If forced to rely on the local power utility – which nearly every airport running its own micro-grid would effectively be – airports first need to know that such a utility would have enough capacity to supply the airport on a constant basis. A facility drawing more power for aviation fuel, electric rental cars, and all other new uses such as are now being contemplated as electrification becomes ever more widespread would require an enormous influx of additional electricity. Where would this new power come from? Many existing utilities simply can’t provide that quantity. If they can, it may require pulling supply from other areas. There are few surer ways for airports to endure the wrath of the local community than to be the cause of rolling brown-outs in the surrounding area as the utility serves the airport’s needs above those of other customers.
Finally, the question that perhaps should be asked first appears not to be asked at all. What is the purpose of the electrification? Undoubtedly, the answer is to protect the environment, but this misses the most important point. How is that electricity to be produced?

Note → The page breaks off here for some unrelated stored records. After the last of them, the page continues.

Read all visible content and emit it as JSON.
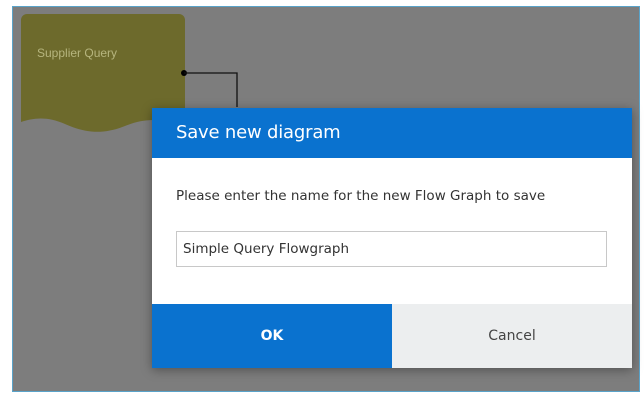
{
  "diagram": {
    "node": {
      "label": "Supplier Query",
      "color": "#6d6a2c"
    }
  },
  "dialog": {
    "title": "Save new diagram",
    "prompt": "Please enter the name for the new Flow Graph to save",
    "input_value": "Simple Query Flowgraph",
    "ok_label": "OK",
    "cancel_label": "Cancel",
    "accent_color": "#0a72cf"
  }
}
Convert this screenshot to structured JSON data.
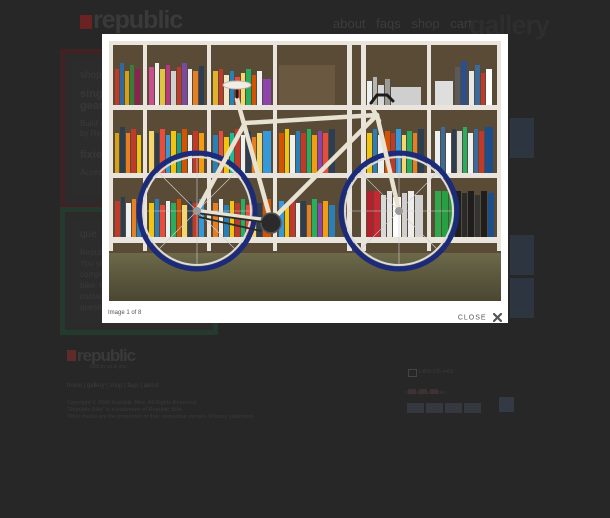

We don’t use kites and keys. Electricity gets produced primarily in power plants, and the key element there is the input. In many states, especially in the Midwest, coal remains the primary source of fuel producing electricity. Any switch to electricity and away from jet fuel for planes or gasoline for rental cars in states like Indiana and Wisconsin actually may hurt the environment instead of helping it, at least until new environmentally friendly sources of supply match up with the increased demand. Is this what we want? Long term electrification may make sense, but if our goal is to make a difference now this would be going in the opposite direction. We need to take care that our policies encouraging the increased use of electricity are, in fact, consistent with our ability to produce all of this new energy via environmentally friendly energy production technologies.

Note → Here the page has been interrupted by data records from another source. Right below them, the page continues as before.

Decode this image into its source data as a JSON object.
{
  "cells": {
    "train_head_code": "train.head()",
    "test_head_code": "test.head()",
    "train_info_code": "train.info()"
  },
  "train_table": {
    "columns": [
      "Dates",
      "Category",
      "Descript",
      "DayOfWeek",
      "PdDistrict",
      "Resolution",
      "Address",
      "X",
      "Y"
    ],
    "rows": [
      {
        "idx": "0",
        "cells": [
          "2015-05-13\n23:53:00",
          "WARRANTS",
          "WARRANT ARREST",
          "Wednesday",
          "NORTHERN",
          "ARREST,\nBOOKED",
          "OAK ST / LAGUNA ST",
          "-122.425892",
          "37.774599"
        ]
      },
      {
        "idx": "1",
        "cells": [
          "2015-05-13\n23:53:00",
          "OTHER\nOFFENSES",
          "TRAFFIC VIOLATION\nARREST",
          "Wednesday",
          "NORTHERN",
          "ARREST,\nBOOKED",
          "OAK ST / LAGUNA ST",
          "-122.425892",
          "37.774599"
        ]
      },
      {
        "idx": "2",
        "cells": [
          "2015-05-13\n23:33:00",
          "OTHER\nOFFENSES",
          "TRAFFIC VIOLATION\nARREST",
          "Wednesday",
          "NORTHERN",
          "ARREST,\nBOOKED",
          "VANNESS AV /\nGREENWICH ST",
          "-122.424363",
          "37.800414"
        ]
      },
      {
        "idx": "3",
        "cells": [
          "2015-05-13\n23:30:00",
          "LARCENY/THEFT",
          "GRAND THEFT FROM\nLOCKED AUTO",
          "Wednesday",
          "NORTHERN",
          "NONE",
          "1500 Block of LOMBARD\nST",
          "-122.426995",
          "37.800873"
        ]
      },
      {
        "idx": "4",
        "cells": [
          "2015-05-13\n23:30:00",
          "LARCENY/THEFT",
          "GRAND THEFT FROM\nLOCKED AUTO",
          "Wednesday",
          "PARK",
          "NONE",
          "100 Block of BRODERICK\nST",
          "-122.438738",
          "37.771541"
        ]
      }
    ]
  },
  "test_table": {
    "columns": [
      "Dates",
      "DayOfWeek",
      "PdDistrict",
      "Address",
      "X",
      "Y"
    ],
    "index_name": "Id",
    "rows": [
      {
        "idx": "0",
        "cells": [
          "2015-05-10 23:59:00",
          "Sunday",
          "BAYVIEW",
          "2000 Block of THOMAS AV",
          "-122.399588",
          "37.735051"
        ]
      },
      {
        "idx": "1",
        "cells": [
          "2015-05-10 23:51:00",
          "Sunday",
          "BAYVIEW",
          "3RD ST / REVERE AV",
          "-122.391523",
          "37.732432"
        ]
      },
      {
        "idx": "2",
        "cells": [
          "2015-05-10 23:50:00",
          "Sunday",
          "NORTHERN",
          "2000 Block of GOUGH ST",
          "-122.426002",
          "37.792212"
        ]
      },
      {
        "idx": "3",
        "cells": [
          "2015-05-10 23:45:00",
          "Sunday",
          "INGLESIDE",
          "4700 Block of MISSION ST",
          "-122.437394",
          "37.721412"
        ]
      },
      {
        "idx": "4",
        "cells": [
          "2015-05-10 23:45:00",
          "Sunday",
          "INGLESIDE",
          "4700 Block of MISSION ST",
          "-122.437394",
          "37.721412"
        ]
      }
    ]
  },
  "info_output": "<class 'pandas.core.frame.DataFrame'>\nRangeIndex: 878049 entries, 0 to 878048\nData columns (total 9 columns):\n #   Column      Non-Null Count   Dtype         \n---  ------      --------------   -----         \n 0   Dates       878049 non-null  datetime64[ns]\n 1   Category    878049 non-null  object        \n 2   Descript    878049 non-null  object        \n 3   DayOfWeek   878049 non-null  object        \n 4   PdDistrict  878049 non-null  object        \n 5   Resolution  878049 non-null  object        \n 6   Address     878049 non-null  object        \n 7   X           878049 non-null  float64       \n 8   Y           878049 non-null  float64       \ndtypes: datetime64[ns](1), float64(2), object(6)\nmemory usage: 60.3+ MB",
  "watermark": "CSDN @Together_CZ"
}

For the long term health of the planet then, moving toward cleaner sources of energy is very important. In the short run, however, the rush to electrify is fraught with problems. Before airports rush headfirst into this process, it would be wise to ask, first, if this actually will help the environment given the current and projected new power sources that will be generating the electricity, second, whether there will be sufficient electricity to provide the power the airport once all of these new electrical uses and needs have been implemented, and, third, if the power would be reliable at all times that it is needed. Unless the answer is yes to all three, it might be better to prepare for that day yet not rush to implement a premature solution too quickly that may only make the problem worse before it gets better.